#### TASK GOAL
Scan the listing below for the word "exercise", then copy each line that has it.

━━━━━━

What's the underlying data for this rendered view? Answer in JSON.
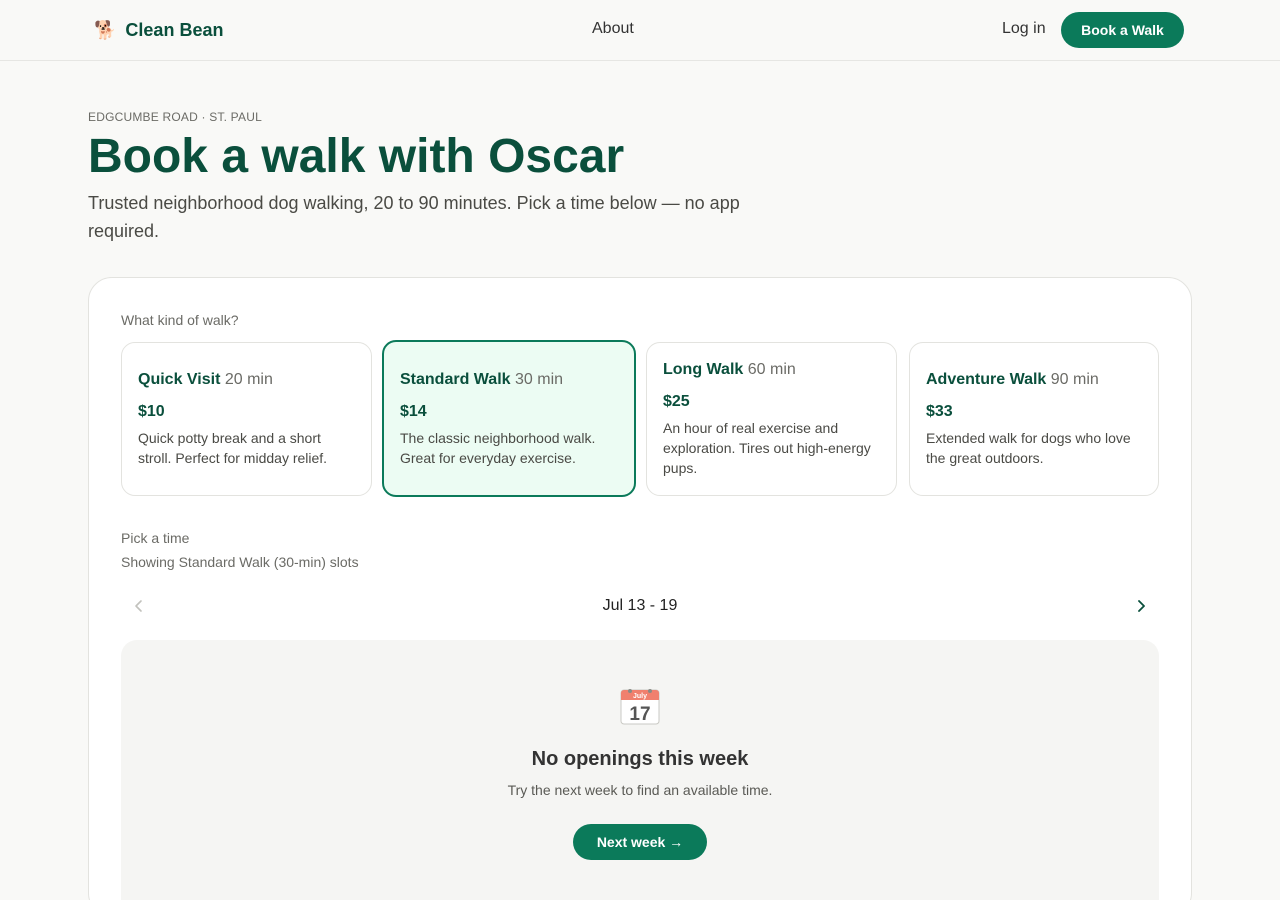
{
  "header": {
    "brand": "Clean Bean",
    "about": "About",
    "login": "Log in",
    "cta": "Book a Walk"
  },
  "hero": {
    "eyebrow": "EDGCUMBE ROAD · ST. PAUL",
    "title": "Book a walk with Oscar",
    "subtitle": "Trusted neighborhood dog walking, 20 to 90 minutes. Pick a time below — no app required."
  },
  "booking": {
    "walk_label": "What kind of walk?",
    "walks": [
      {
        "name": "Quick Visit",
        "duration": "20 min",
        "price": "$10",
        "description": "Quick potty break and a short stroll. Perfect for midday relief."
      },
      {
        "name": "Standard Walk",
        "duration": "30 min",
        "price": "$14",
        "description": "The classic neighborhood walk. Great for everyday exercise."
      },
      {
        "name": "Long Walk",
        "duration": "60 min",
        "price": "$25",
        "description": "An hour of real exercise and exploration. Tires out high-energy pups."
      },
      {
        "name": "Adventure Walk",
        "duration": "90 min",
        "price": "$33",
        "description": "Extended walk for dogs who love the great outdoors."
      }
    ],
    "selected_walk": "Standard Walk",
    "time_label": "Pick a time",
    "time_hint": "Showing Standard Walk (30-min) slots",
    "week": "Jul 13 - 19",
    "calendar_month": "July",
    "calendar_day": "17",
    "empty_title": "No openings this week",
    "empty_sub": "Try the next week to find an available time.",
    "next_week": "Next week →"
  },
  "colors": {
    "brand": "#0a4f3c",
    "accent": "#0b7a5a",
    "selected_bg": "#ecfcf3"
  },
  "icons": {
    "brand": "dog-icon",
    "prev": "chevron-left-icon",
    "next": "chevron-right-icon",
    "empty": "calendar-icon"
  }
}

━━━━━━

#### TASK SOLUTION
        "description": "The classic neighborhood walk. Great for everyday exercise."
        "description": "An hour of real exercise and exploration. Tires out high-energy pups."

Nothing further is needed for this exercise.